Assumptions can be the downfall of even the best Business Continuity Plan (we’ve addressed that issue in an early blog). Sometimes it’s not the overt assumptions we make (“All critical IT systems will be available within 4 hours of the disruption.“) but the ones we don’t realize we’ve made that may jeopardize our ability to recover – or sustain a recovery.
Chief among these, of course, is the unspoken assumption that our Plan will work, everything will be restored in short order and our business will be back to ‘normal’ within hours – or at worst in a day or two. It’s a common assumption. Even if it’s not written into the Plan, that short recovery horizon may be implied -simply because we don’t plan for what we may need if the recovery takes longer (a week or a month or more). It is curious that many organizations don’t plan for prolonged disruptions – especially when the majority of Business Impact Analyses (BIA’s) ask about impacts over extended time periods. Why ask a process owner what resources they’ll need 4 weeks after the disruption – then only require them to plan for a 48-hour recovery?
One could argue that failure to plan for a prolonged outage isn’t an assumption. It could be an acknowledgement that there will be plenty of time to plan ‘on the fly’ for a longer disruption. But there’s no magic tipping point where a crisis suddenly becomes a long-term outage. After the initial adrenaline-fueled rush, the impact on resources – especially human ones – will begin to degrade the effectiveness of the response. Why not plan to deal with at least that single factor (people)?
On the other end of the spectrum are those who plan in great detail for what they believe will be needed and what they will do a week, two weeks or even a month following a disruption.
I’ve long believed in the mantra: “I don’t know what’s going to happen, when it will happen, how severe it will be, or how long it will last – but I can be prepared”.
It is difficult (perhaps impossible) to plan accurately for 4-6 weeks when you can’t anticipate what will happen. You can plan for “loss of building, but you don’t know how severe is the impact will be. Will you be able to reoccupy in 24 hours – or 2 weeks? Or will you need to find and outfit a replacement building? Will critical team members be unavailable? Will all or some portion of your supply chain also be disrupted? You don’t know; and you can’t know. So there’s little of any value to planning out for a month or more.

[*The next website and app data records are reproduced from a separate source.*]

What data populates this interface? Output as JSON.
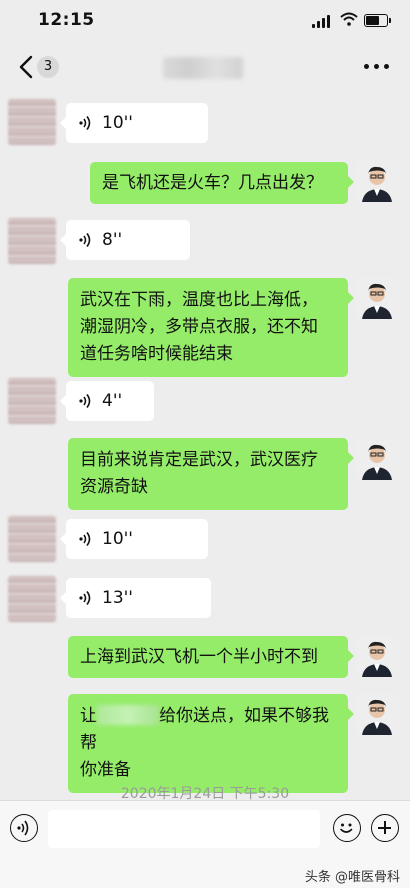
{
  "status_bar": {
    "time": "12:15"
  },
  "header": {
    "unread_count": "3"
  },
  "messages": [
    {
      "side": "left",
      "type": "voice",
      "duration": "10''"
    },
    {
      "side": "right",
      "type": "text",
      "text": "是飞机还是火车？几点出发？"
    },
    {
      "side": "left",
      "type": "voice",
      "duration": "8''"
    },
    {
      "side": "right",
      "type": "text",
      "lines": [
        "武汉在下雨，温度也比上海低，",
        "潮湿阴冷，多带点衣服，还不知",
        "道任务啥时候能结束"
      ]
    },
    {
      "side": "left",
      "type": "voice",
      "duration": "4''"
    },
    {
      "side": "right",
      "type": "text",
      "lines": [
        "目前来说肯定是武汉，武汉医疗",
        "资源奇缺"
      ]
    },
    {
      "side": "left",
      "type": "voice",
      "duration": "10''"
    },
    {
      "side": "left",
      "type": "voice",
      "duration": "13''"
    },
    {
      "side": "right",
      "type": "text",
      "text": "上海到武汉飞机一个半小时不到"
    },
    {
      "side": "right",
      "type": "text",
      "line1_prefix": "让",
      "line1_suffix": "给你送点，如果不够我帮",
      "line2": "你准备"
    }
  ],
  "timestamp": "2020年1月24日 下午5:30",
  "input_bar": {
    "placeholder": ""
  },
  "watermark": "头条 @唯医骨科",
  "colors": {
    "background": "#ededed",
    "sent_bubble": "#95ec69",
    "received_bubble": "#ffffff",
    "timestamp": "#9a9a9a"
  }
}
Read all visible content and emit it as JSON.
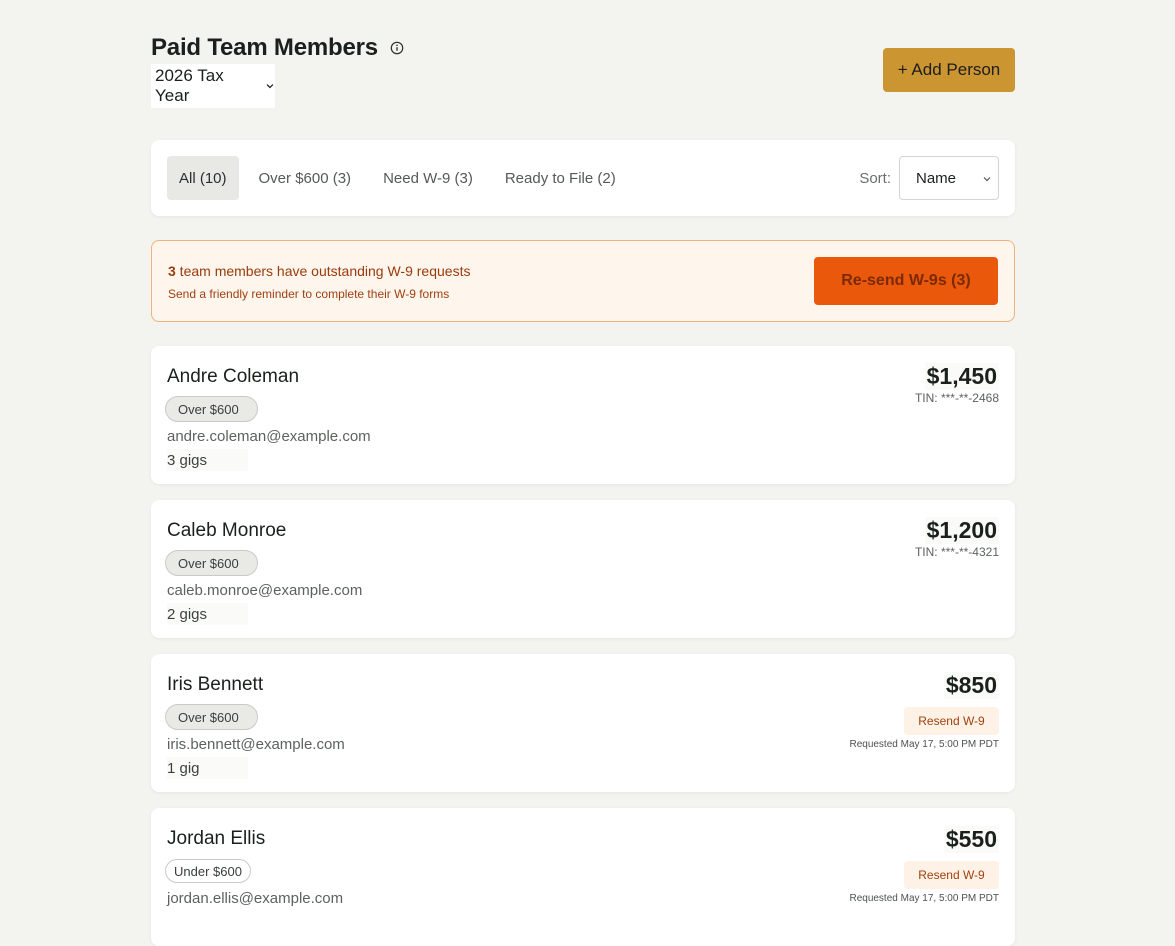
{
  "header": {
    "title": "Paid Team Members",
    "tax_year": "2026 Tax Year",
    "add_button": "+ Add Person"
  },
  "filters": {
    "tabs": [
      {
        "label": "All (10)",
        "active": true
      },
      {
        "label": "Over $600 (3)",
        "active": false
      },
      {
        "label": "Need W-9 (3)",
        "active": false
      },
      {
        "label": "Ready to File (2)",
        "active": false
      }
    ],
    "sort_label": "Sort:",
    "sort_value": "Name"
  },
  "alert": {
    "count": "3",
    "title_rest": " team members have outstanding W-9 requests",
    "subtitle": "Send a friendly reminder to complete their W-9 forms",
    "button": "Re-send W-9s (3)"
  },
  "members": [
    {
      "name": "Andre Coleman",
      "badge": "Over $600",
      "email": "andre.coleman@example.com",
      "gigs": "3 gigs",
      "amount": "$1,450",
      "tin": "TIN: ***-**-2468"
    },
    {
      "name": "Caleb Monroe",
      "badge": "Over $600",
      "email": "caleb.monroe@example.com",
      "gigs": "2 gigs",
      "amount": "$1,200",
      "tin": "TIN: ***-**-4321"
    },
    {
      "name": "Iris Bennett",
      "badge": "Over $600",
      "email": "iris.bennett@example.com",
      "gigs": "1 gig",
      "amount": "$850",
      "resend": "Resend W-9",
      "requested": "Requested May 17, 5:00 PM PDT"
    },
    {
      "name": "Jordan Ellis",
      "badge": "Under $600",
      "email": "jordan.ellis@example.com",
      "amount": "$550",
      "resend": "Resend W-9",
      "requested": "Requested May 17, 5:00 PM PDT"
    }
  ],
  "colors": {
    "background": "#f3f3ef",
    "add_button": "#cb9632",
    "alert_bg": "#fef5ec",
    "alert_accent": "#ea580c"
  }
}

There’ no BCM industry-standard ‘tipping point’ (the length of planned recovery time after which the benefits decline steeply). You’ll have to find your own. You can start by recognizing that it’s better to be ‘over prepared’ (too much detail over too long a period) than underprepared (a very short – and extremely hopeful recovery horizon).

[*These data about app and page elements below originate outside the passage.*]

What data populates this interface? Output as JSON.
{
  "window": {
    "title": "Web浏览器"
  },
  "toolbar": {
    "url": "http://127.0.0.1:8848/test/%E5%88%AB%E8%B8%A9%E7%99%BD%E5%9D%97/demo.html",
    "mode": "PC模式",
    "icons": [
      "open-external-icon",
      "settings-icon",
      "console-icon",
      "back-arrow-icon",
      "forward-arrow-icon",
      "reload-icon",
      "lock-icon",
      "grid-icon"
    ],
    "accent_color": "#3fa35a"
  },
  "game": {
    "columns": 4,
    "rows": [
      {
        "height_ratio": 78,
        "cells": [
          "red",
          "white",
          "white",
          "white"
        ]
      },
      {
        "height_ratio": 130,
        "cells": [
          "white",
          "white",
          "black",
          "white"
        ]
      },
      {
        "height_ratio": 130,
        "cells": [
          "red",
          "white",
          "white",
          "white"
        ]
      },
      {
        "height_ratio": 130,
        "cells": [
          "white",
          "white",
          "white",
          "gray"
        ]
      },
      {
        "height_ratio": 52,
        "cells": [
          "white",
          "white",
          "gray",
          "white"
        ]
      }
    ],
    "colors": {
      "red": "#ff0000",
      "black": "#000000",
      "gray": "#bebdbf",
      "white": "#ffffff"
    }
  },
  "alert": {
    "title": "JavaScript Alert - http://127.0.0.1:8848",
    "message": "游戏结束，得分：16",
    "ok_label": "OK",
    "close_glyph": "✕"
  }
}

Regardless of your recovery planning horizon, do at least one thing to plan for the long term: understand and document the people you can call on if the recovery drags on (not just those you want to call on). You might have time, but you always have limited human resources. Plan how you’ll deploy them, how you’ll track them, and how you’ll treat them. You can buy anything else you might need.
About the Author
A frequent speaker at Business Continuity conferences, many of Jim Mitchell’s blogs can be found elsewhere on eBRP’s website and has published articles in DRJ, Continuity Insights and Continuity Central. Jim has more than 20 years of experience in Business Continuity; if you don’t agree with his opinions – he won’t be surprised.